Instructions for the task -
Print out the data below in full and exactly, skipping the pictures.
Segment Start: Material shown
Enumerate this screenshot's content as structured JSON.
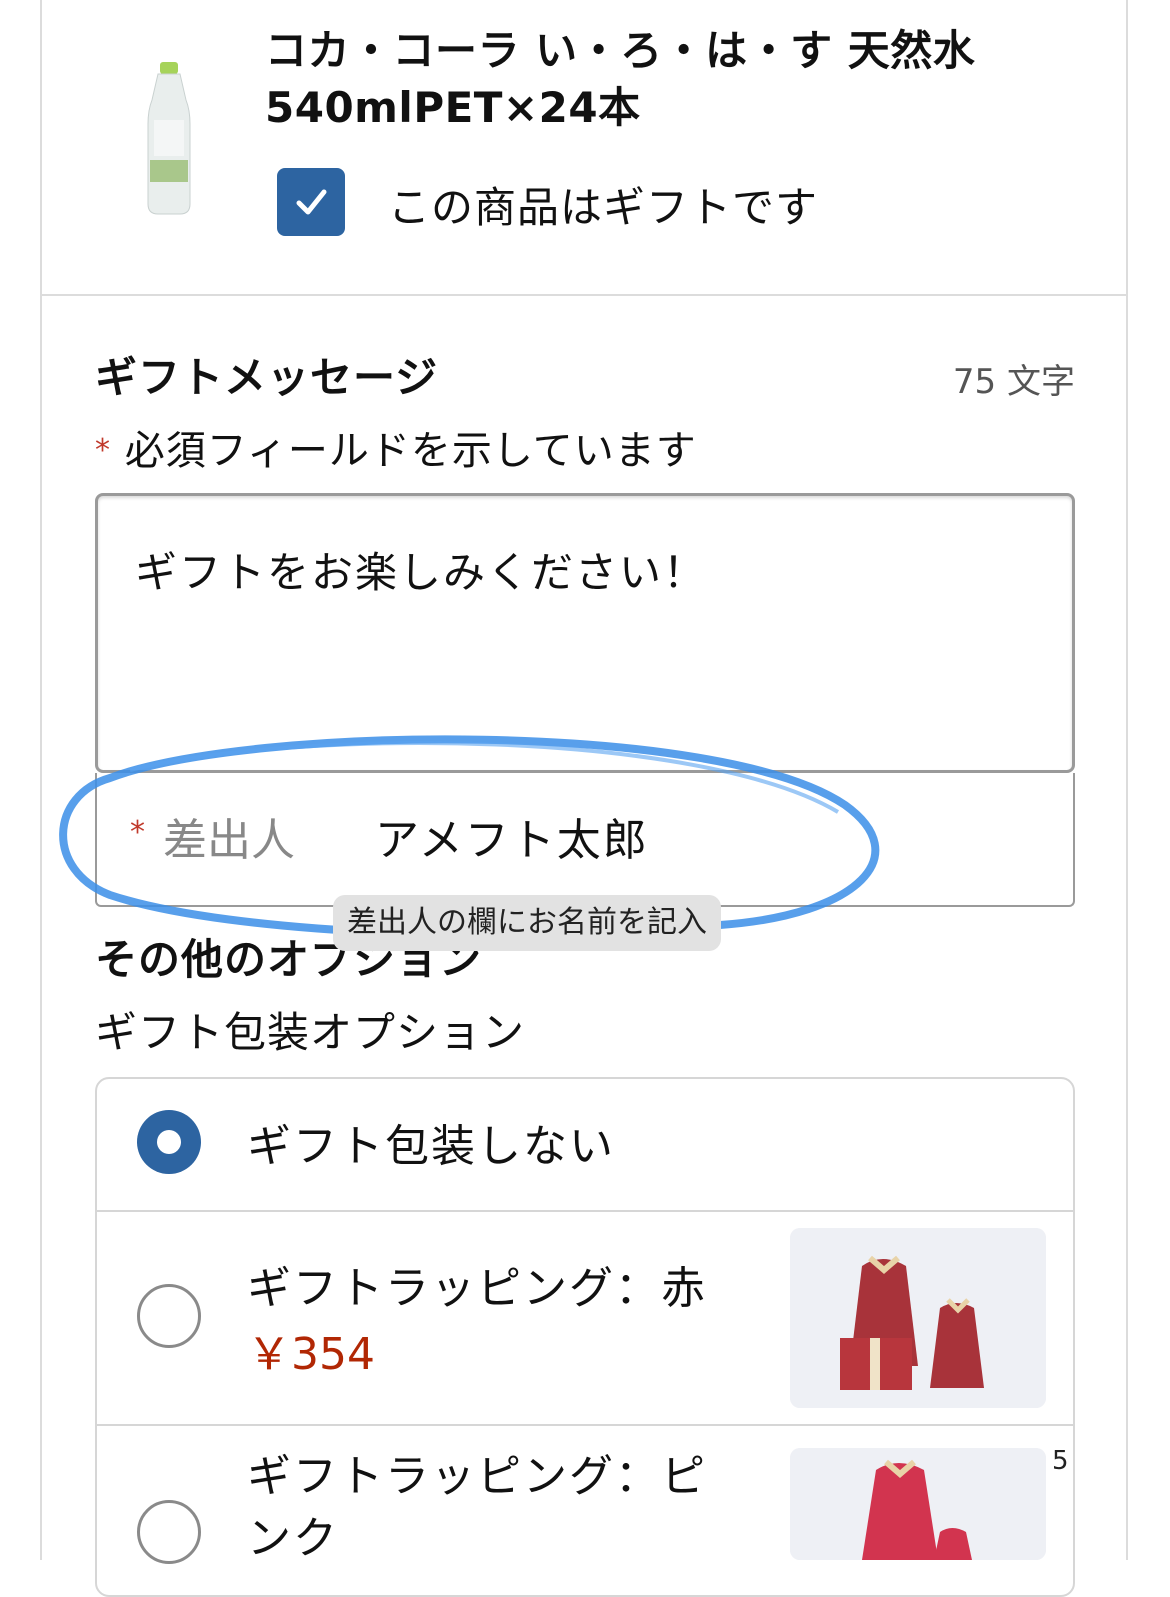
{
  "product": {
    "title": "コカ・コーラ い・ろ・は・す 天然水540mlPET×24本",
    "gift_checkbox_label": "この商品はギフトです",
    "gift_checked": true
  },
  "gift_message": {
    "heading": "ギフトメッセージ",
    "char_count": "75 文字",
    "required_mark": "*",
    "required_note": "必須フィールドを示しています",
    "message": "ギフトをお楽しみください！",
    "sender_label": "差出人",
    "sender_value": "アメフト太郎"
  },
  "annotation": {
    "tooltip": "差出人の欄にお名前を記入",
    "ellipse_color": "#3b8ee8"
  },
  "other_options": {
    "heading": "その他のオプション",
    "wrap_heading": "ギフト包装オプション",
    "options": [
      {
        "label": "ギフト包装しない",
        "selected": true
      },
      {
        "label": "ギフトラッピング：赤",
        "price": "￥354",
        "selected": false
      },
      {
        "label": "ギフトラッピング：ピ",
        "label_line2": "ンク",
        "selected": false
      }
    ]
  },
  "page_marker": "5",
  "colors": {
    "accent": "#2d64a1",
    "price": "#b12704",
    "required": "#c0392b"
  }
}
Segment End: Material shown
Solved exercise -
Enumerate this screenshot's content as structured JSON.
{
  "product": {
    "title": "コカ・コーラ い・ろ・は・す 天然水540mlPET×24本",
    "gift_checkbox_label": "この商品はギフトです",
    "gift_checked": true
  },
  "gift_message": {
    "heading": "ギフトメッセージ",
    "char_count": "75 文字",
    "required_mark": "*",
    "required_note": "必須フィールドを示しています",
    "message": "ギフトをお楽しみください！",
    "sender_label": "差出人",
    "sender_value": "アメフト太郎"
  },
  "annotation": {
    "tooltip": "差出人の欄にお名前を記入",
    "ellipse_color": "#3b8ee8"
  },
  "other_options": {
    "heading": "その他のオプション",
    "wrap_heading": "ギフト包装オプション",
    "options": [
      {
        "label": "ギフト包装しない",
        "selected": true
      },
      {
        "label": "ギフトラッピング：赤",
        "price": "￥354",
        "selected": false
      },
      {
        "label": "ギフトラッピング：ピ",
        "label_line2": "ンク",
        "selected": false
      }
    ]
  },
  "page_marker": "5",
  "colors": {
    "accent": "#2d64a1",
    "price": "#b12704",
    "required": "#c0392b"
  }
}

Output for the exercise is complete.